Required work
Each line from the one containing "Serialize everything readable" to the end of the entries below is to be set down exactly; the pictures are not.

▶

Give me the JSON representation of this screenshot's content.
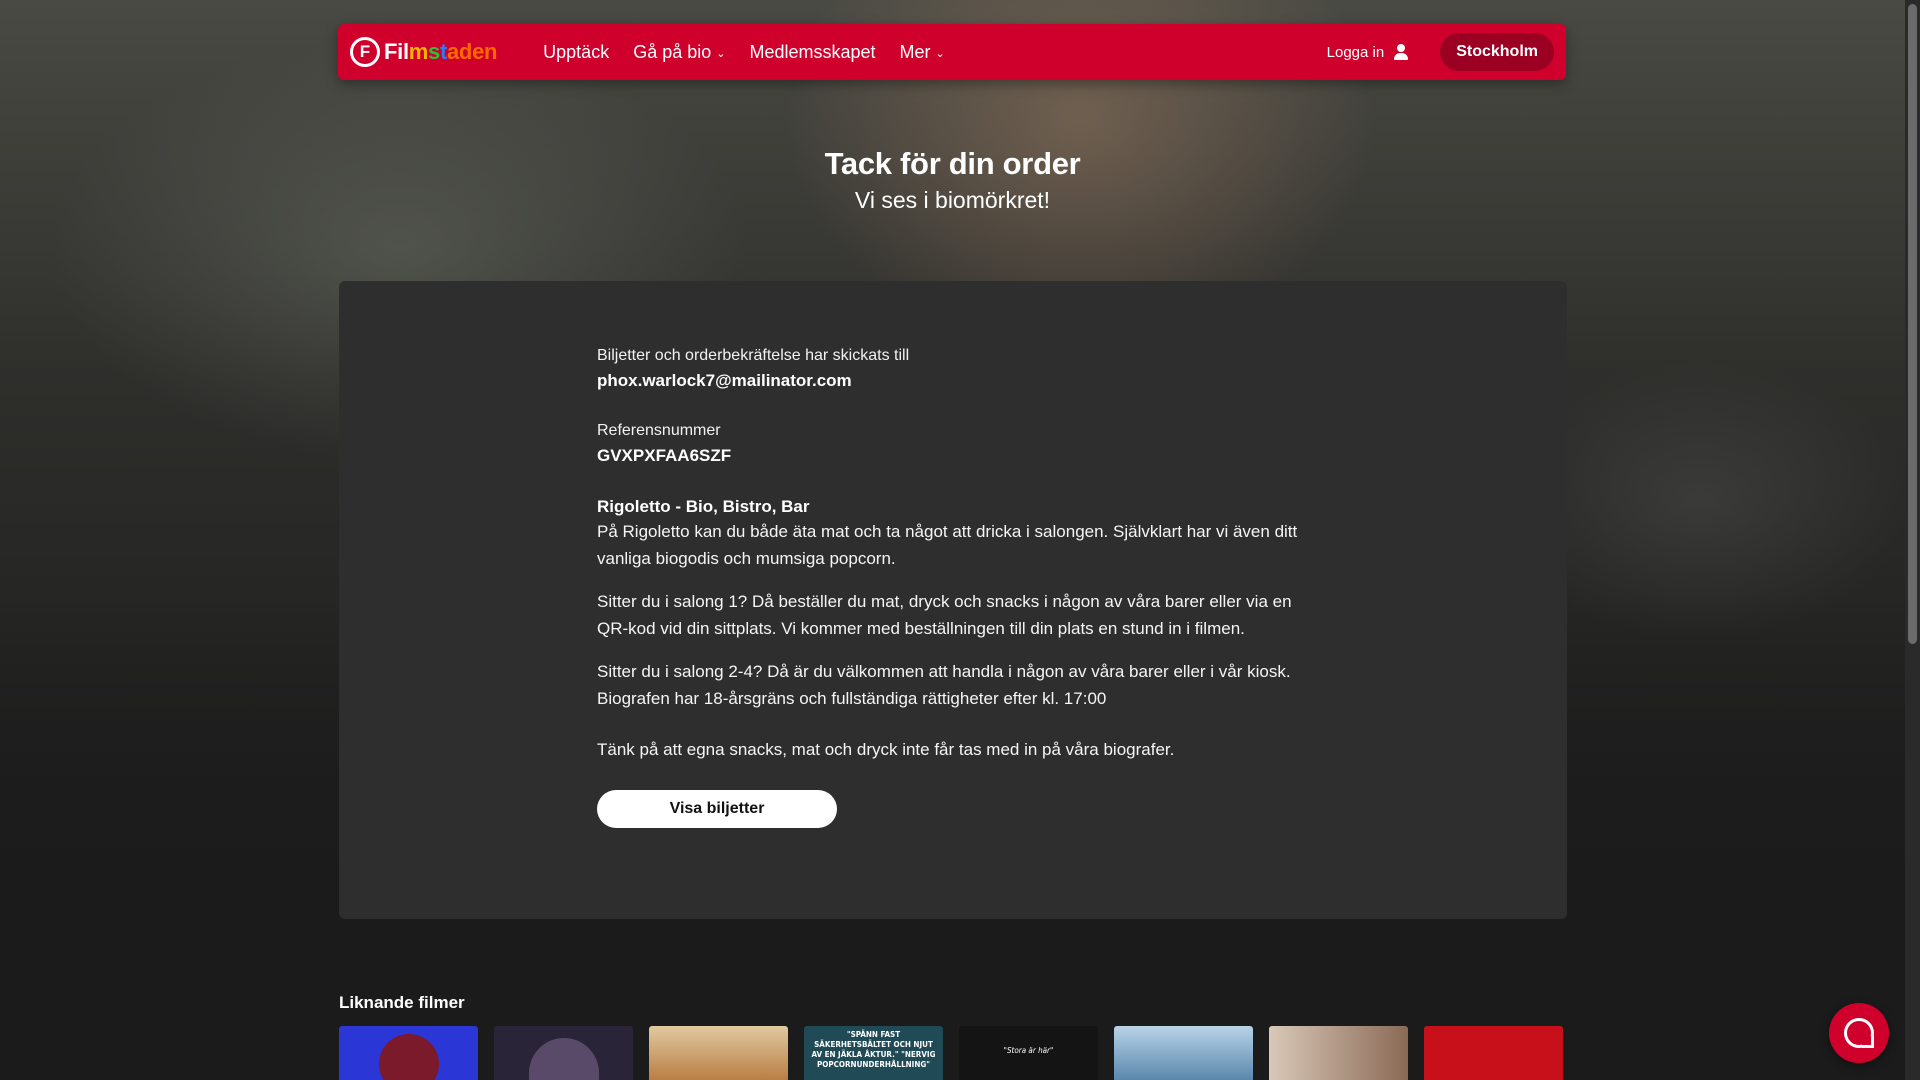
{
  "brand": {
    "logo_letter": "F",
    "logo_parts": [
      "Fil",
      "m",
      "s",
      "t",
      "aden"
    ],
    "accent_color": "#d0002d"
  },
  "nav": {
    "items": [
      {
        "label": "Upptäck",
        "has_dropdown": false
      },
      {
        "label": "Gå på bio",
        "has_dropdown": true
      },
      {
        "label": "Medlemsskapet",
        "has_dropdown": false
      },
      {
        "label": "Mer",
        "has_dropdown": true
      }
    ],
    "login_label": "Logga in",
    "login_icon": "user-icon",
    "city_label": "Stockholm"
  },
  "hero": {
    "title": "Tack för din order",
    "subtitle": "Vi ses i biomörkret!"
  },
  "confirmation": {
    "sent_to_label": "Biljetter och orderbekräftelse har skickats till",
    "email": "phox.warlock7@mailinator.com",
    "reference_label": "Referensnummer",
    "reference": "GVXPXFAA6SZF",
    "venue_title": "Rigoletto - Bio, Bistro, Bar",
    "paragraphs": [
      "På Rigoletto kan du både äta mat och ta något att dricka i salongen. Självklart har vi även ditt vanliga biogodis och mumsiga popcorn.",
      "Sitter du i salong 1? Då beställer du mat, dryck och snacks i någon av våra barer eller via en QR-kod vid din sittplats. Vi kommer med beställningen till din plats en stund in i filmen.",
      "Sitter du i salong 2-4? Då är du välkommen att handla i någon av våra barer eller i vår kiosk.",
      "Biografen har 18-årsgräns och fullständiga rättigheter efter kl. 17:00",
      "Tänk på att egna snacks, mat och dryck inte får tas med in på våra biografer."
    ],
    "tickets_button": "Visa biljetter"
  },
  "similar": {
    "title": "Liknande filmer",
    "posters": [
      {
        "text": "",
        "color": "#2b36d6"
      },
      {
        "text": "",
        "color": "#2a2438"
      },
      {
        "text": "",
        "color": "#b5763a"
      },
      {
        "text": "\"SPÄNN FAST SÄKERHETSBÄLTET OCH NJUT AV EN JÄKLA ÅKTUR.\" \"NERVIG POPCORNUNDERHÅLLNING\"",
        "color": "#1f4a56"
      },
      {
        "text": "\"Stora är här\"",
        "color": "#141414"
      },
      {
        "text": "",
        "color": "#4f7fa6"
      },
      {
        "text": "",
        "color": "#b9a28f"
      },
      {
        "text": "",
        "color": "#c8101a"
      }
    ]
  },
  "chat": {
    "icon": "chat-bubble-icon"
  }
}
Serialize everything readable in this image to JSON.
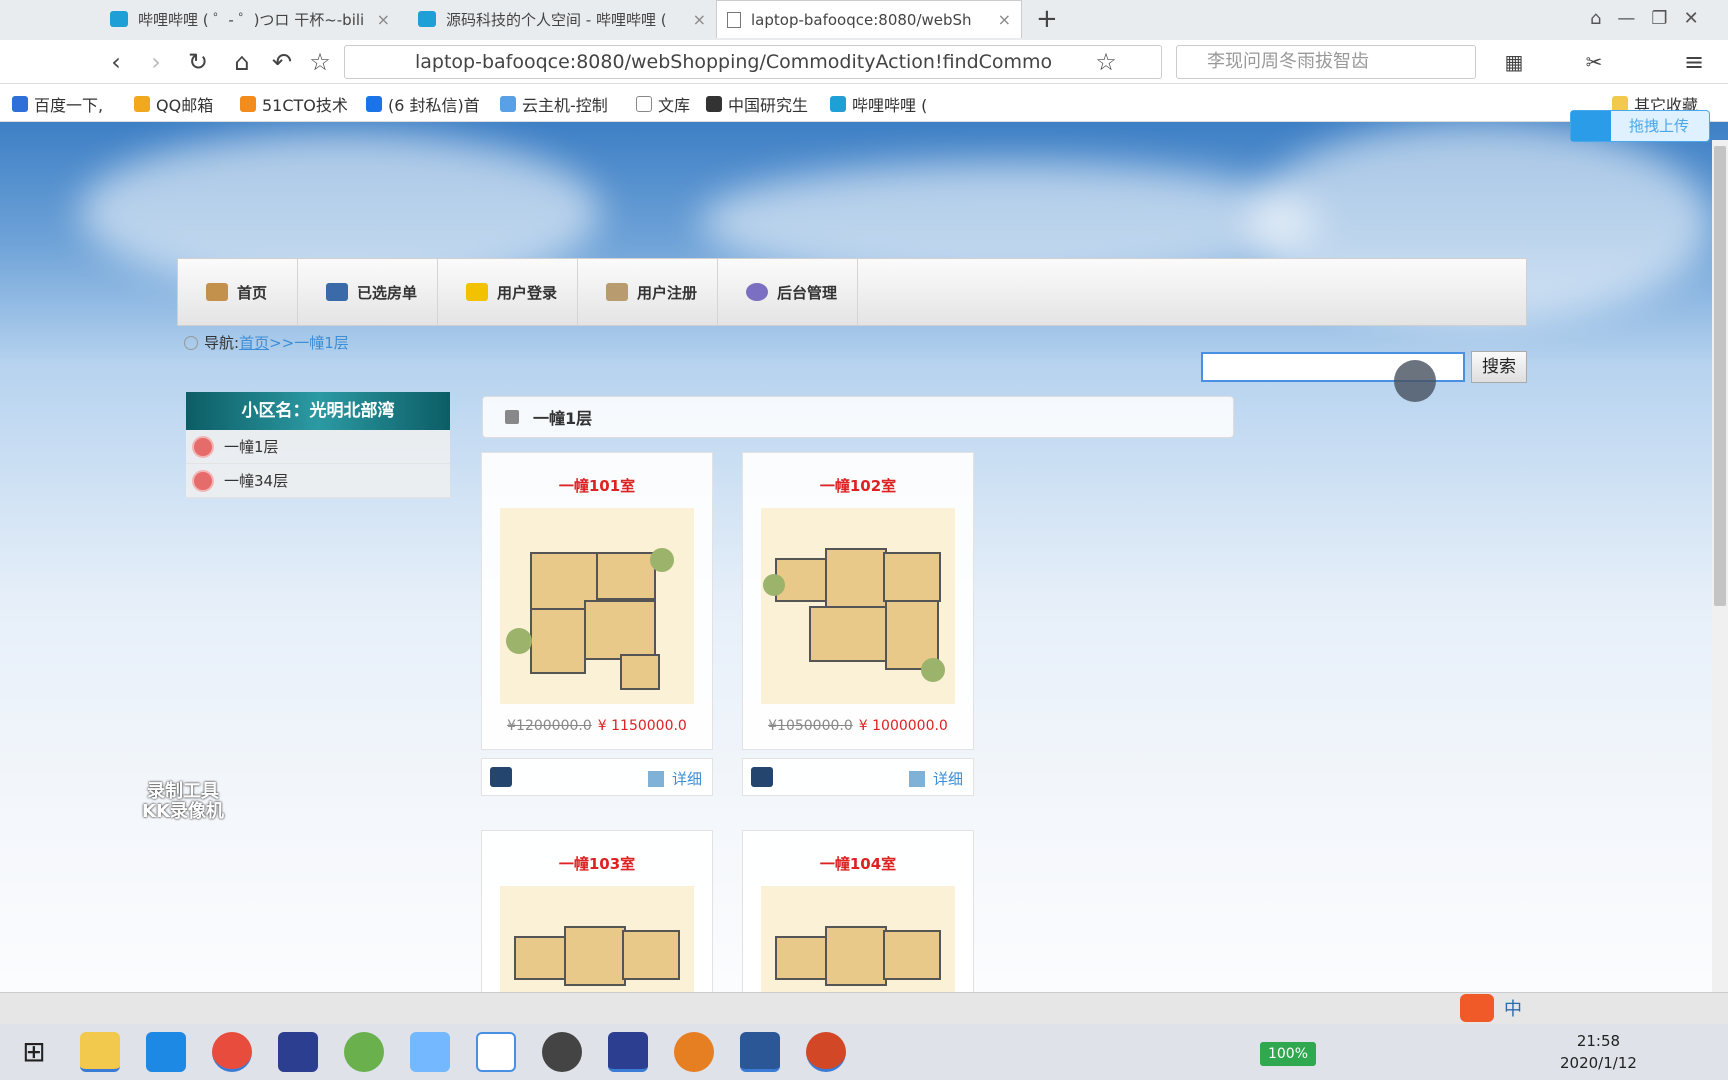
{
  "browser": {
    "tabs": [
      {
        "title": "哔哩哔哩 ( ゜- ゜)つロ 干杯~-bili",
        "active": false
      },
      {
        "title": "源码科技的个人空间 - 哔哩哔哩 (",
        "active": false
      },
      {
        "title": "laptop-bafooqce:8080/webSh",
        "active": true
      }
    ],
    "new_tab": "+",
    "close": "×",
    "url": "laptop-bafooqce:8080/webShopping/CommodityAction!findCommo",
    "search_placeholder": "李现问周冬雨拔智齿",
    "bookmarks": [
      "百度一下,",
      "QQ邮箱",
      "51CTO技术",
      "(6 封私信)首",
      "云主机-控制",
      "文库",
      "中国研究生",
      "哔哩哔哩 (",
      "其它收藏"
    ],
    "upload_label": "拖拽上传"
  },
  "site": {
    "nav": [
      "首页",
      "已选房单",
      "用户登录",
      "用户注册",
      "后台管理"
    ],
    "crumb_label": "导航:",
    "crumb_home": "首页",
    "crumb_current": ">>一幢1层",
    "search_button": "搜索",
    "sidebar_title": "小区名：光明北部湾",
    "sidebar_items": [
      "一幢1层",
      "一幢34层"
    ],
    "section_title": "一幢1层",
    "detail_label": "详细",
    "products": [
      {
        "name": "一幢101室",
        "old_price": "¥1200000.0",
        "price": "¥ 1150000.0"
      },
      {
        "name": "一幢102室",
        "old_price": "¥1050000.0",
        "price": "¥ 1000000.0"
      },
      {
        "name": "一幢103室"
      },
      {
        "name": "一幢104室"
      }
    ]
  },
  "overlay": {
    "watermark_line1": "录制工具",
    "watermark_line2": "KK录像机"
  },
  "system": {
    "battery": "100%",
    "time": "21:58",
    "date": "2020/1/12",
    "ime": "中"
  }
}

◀

Answer area
Serialize everything readable in this image to JSON.
{
  "browser": {
    "tabs": [
      {
        "title": "哔哩哔哩 ( ゜- ゜)つロ 干杯~-bili",
        "active": false
      },
      {
        "title": "源码科技的个人空间 - 哔哩哔哩 (",
        "active": false
      },
      {
        "title": "laptop-bafooqce:8080/webSh",
        "active": true
      }
    ],
    "new_tab": "+",
    "close": "×",
    "url": "laptop-bafooqce:8080/webShopping/CommodityAction!findCommo",
    "search_placeholder": "李现问周冬雨拔智齿",
    "bookmarks": [
      "百度一下,",
      "QQ邮箱",
      "51CTO技术",
      "(6 封私信)首",
      "云主机-控制",
      "文库",
      "中国研究生",
      "哔哩哔哩 (",
      "其它收藏"
    ],
    "upload_label": "拖拽上传"
  },
  "site": {
    "nav": [
      "首页",
      "已选房单",
      "用户登录",
      "用户注册",
      "后台管理"
    ],
    "crumb_label": "导航:",
    "crumb_home": "首页",
    "crumb_current": ">>一幢1层",
    "search_button": "搜索",
    "sidebar_title": "小区名：光明北部湾",
    "sidebar_items": [
      "一幢1层",
      "一幢34层"
    ],
    "section_title": "一幢1层",
    "detail_label": "详细",
    "products": [
      {
        "name": "一幢101室",
        "old_price": "¥1200000.0",
        "price": "¥ 1150000.0"
      },
      {
        "name": "一幢102室",
        "old_price": "¥1050000.0",
        "price": "¥ 1000000.0"
      },
      {
        "name": "一幢103室"
      },
      {
        "name": "一幢104室"
      }
    ]
  },
  "overlay": {
    "watermark_line1": "录制工具",
    "watermark_line2": "KK录像机"
  },
  "system": {
    "battery": "100%",
    "time": "21:58",
    "date": "2020/1/12",
    "ime": "中"
  }
}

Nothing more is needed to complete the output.